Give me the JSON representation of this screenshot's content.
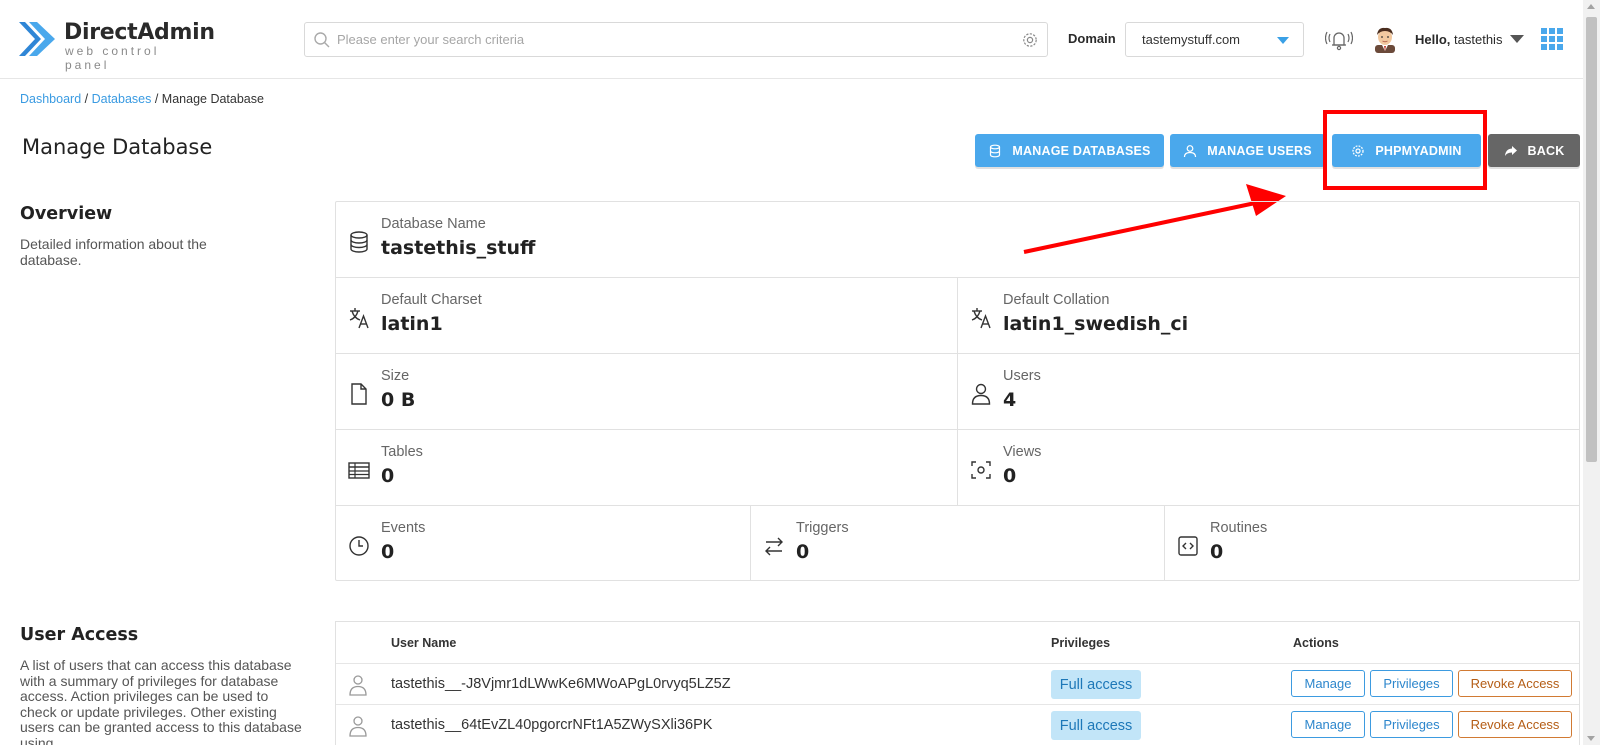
{
  "app": {
    "logo_title": "DirectAdmin",
    "logo_subtitle": "web control panel"
  },
  "header": {
    "search_placeholder": "Please enter your search criteria",
    "domain_label": "Domain",
    "domain_value": "tastemystuff.com",
    "hello_prefix": "Hello,",
    "username": "tastethis"
  },
  "breadcrumb": {
    "dashboard": "Dashboard",
    "databases": "Databases",
    "current": "Manage Database"
  },
  "page": {
    "title": "Manage Database"
  },
  "actions": {
    "manage_databases": "MANAGE DATABASES",
    "manage_users": "MANAGE USERS",
    "phpmyadmin": "PHPMYADMIN",
    "back": "BACK"
  },
  "overview": {
    "title": "Overview",
    "description": "Detailed information about the database.",
    "db_name_label": "Database Name",
    "db_name": "tastethis_stuff",
    "charset_label": "Default Charset",
    "charset": "latin1",
    "collation_label": "Default Collation",
    "collation": "latin1_swedish_ci",
    "size_label": "Size",
    "size": "0 B",
    "users_label": "Users",
    "users": "4",
    "tables_label": "Tables",
    "tables": "0",
    "views_label": "Views",
    "views": "0",
    "events_label": "Events",
    "events": "0",
    "triggers_label": "Triggers",
    "triggers": "0",
    "routines_label": "Routines",
    "routines": "0"
  },
  "user_access": {
    "title": "User Access",
    "description": "A list of users that can access this database with a summary of privileges for database access. Action privileges can be used to check or update privileges. Other existing users can be granted access to this database using",
    "columns": {
      "user_name": "User Name",
      "privileges": "Privileges",
      "actions": "Actions"
    },
    "rows": [
      {
        "name": "tastethis__-J8Vjmr1dLWwKe6MWoAPgL0rvyq5LZ5Z",
        "privilege": "Full access",
        "manage": "Manage",
        "privileges_btn": "Privileges",
        "revoke": "Revoke Access"
      },
      {
        "name": "tastethis__64tEvZL40pgorcrNFt1A5ZWySXli36PK",
        "privilege": "Full access",
        "manage": "Manage",
        "privileges_btn": "Privileges",
        "revoke": "Revoke Access"
      }
    ]
  },
  "colors": {
    "accent": "#4aa8ec",
    "link": "#3a9be2",
    "highlight": "#ff0000",
    "back_button": "#666666"
  }
}
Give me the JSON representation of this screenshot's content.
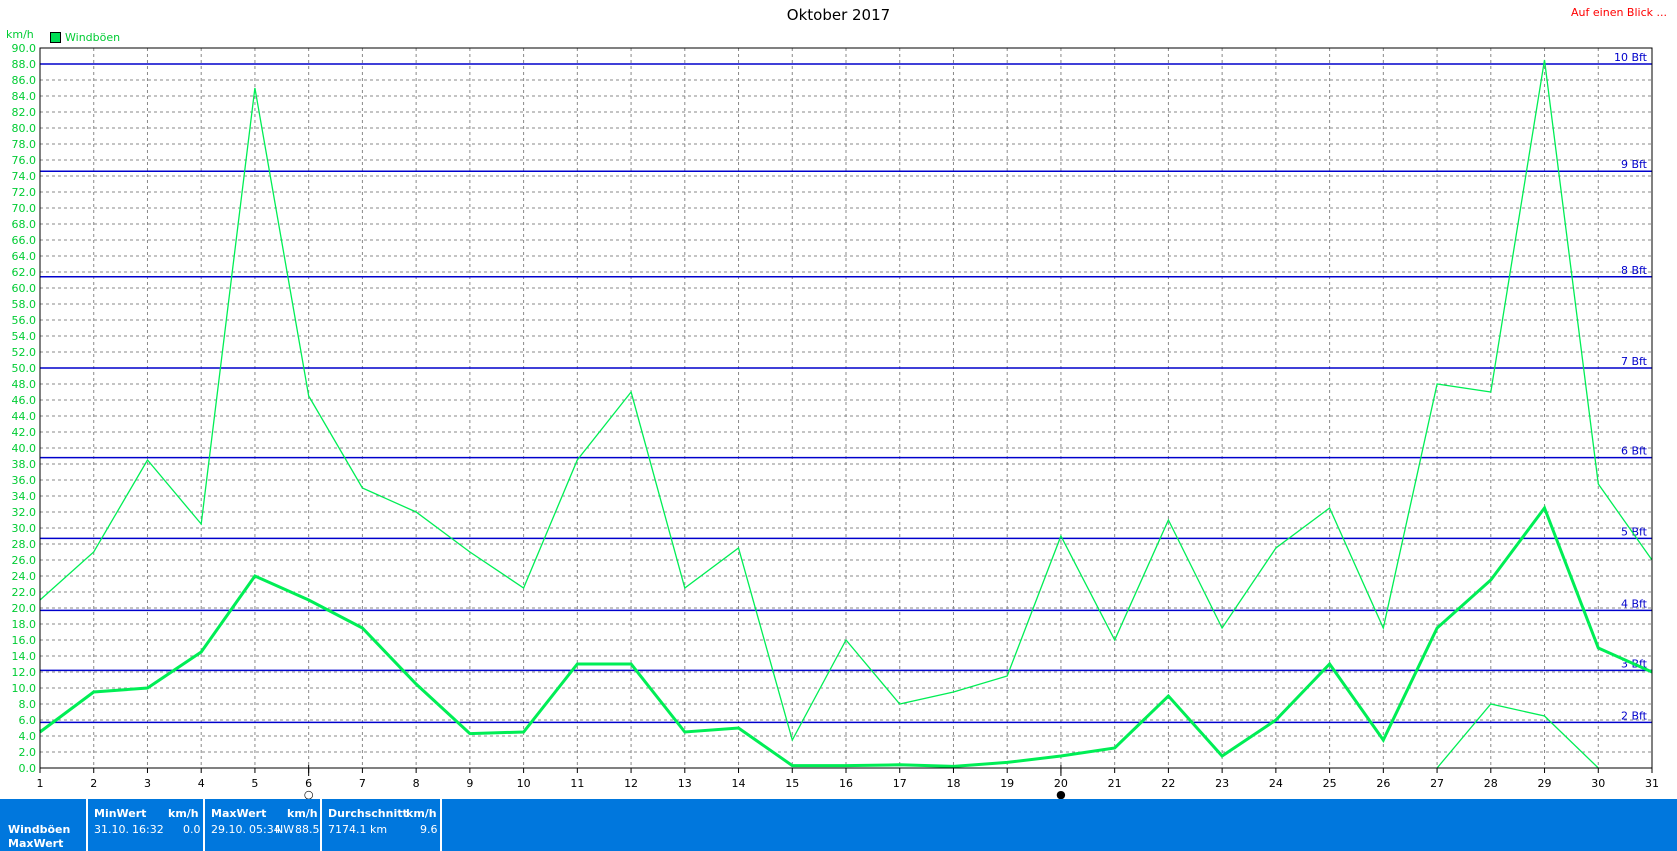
{
  "header": {
    "title": "Oktober 2017",
    "link": "Auf einen Blick ...",
    "unit": "km/h"
  },
  "chart_data": {
    "type": "line",
    "title": "Oktober 2017",
    "ylabel": "km/h",
    "ylim": [
      0,
      90
    ],
    "x": [
      1,
      2,
      3,
      4,
      5,
      6,
      7,
      8,
      9,
      10,
      11,
      12,
      13,
      14,
      15,
      16,
      17,
      18,
      19,
      20,
      21,
      22,
      23,
      24,
      25,
      26,
      27,
      28,
      29,
      30,
      31
    ],
    "series": [
      {
        "name": "Windböen",
        "color": "#00ee55",
        "values": [
          21,
          27,
          38.5,
          30.5,
          85,
          46.5,
          35,
          32,
          27,
          22.5,
          38.5,
          47,
          22.5,
          27.5,
          3.5,
          16,
          8,
          9.5,
          11.5,
          29,
          16,
          31,
          17.5,
          27.5,
          32.5,
          17.5,
          48,
          47,
          88.5,
          35.5,
          26
        ]
      },
      {
        "color": "#00ee55",
        "bold": true,
        "values": [
          4.5,
          9.5,
          10,
          14.5,
          24,
          21,
          17.5,
          10.5,
          4.3,
          4.5,
          13,
          13,
          4.5,
          5,
          0.3,
          0.3,
          0.4,
          0.2,
          0.7,
          1.5,
          2.5,
          9,
          1.5,
          6,
          13,
          3.5,
          17.5,
          23.5,
          32.5,
          15,
          12
        ]
      },
      {
        "color": "#00ee55",
        "values": [
          null,
          null,
          null,
          null,
          null,
          null,
          null,
          null,
          null,
          null,
          null,
          null,
          null,
          null,
          null,
          null,
          null,
          null,
          null,
          null,
          null,
          null,
          null,
          null,
          null,
          null,
          0,
          8,
          6.5,
          0,
          null
        ]
      }
    ],
    "beaufort": [
      {
        "label": "10 Bft",
        "value": 88
      },
      {
        "label": "9 Bft",
        "value": 74.6
      },
      {
        "label": "8 Bft",
        "value": 61.4
      },
      {
        "label": "7 Bft",
        "value": 50
      },
      {
        "label": "6 Bft",
        "value": 38.8
      },
      {
        "label": "5 Bft",
        "value": 28.7
      },
      {
        "label": "4 Bft",
        "value": 19.7
      },
      {
        "label": "3 Bft",
        "value": 12.2
      },
      {
        "label": "2 Bft",
        "value": 5.7
      }
    ],
    "moon_phases": [
      {
        "day": 6,
        "symbol": "○",
        "name": "full-moon-icon"
      },
      {
        "day": 20,
        "symbol": "●",
        "name": "new-moon-icon"
      }
    ],
    "grid": true,
    "legend": "top-left"
  },
  "footer": {
    "row_label_1": "Windböen",
    "row_label_2": "MaxWert",
    "min": {
      "header": "MinWert",
      "unit": "km/h",
      "date": "31.10.",
      "time": "16:32",
      "value": "0.0"
    },
    "max": {
      "header": "MaxWert",
      "unit": "km/h",
      "date": "29.10.",
      "time": "05:34",
      "dir": "NW",
      "value": "88.5"
    },
    "avg": {
      "header": "Durchschnitt",
      "unit": "km/h",
      "distance": "7174.1 km",
      "value": "9.6"
    }
  }
}
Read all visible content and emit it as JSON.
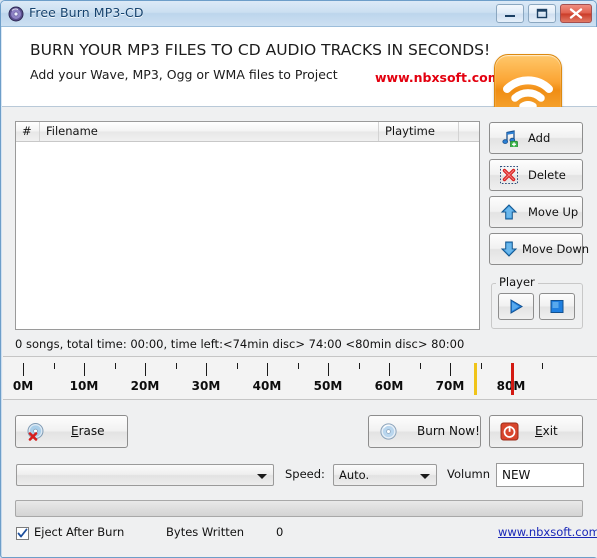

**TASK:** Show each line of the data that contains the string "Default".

**ANSWER:**
    "charset_label": "Default Charset",
    "collation_label": "Default Collation",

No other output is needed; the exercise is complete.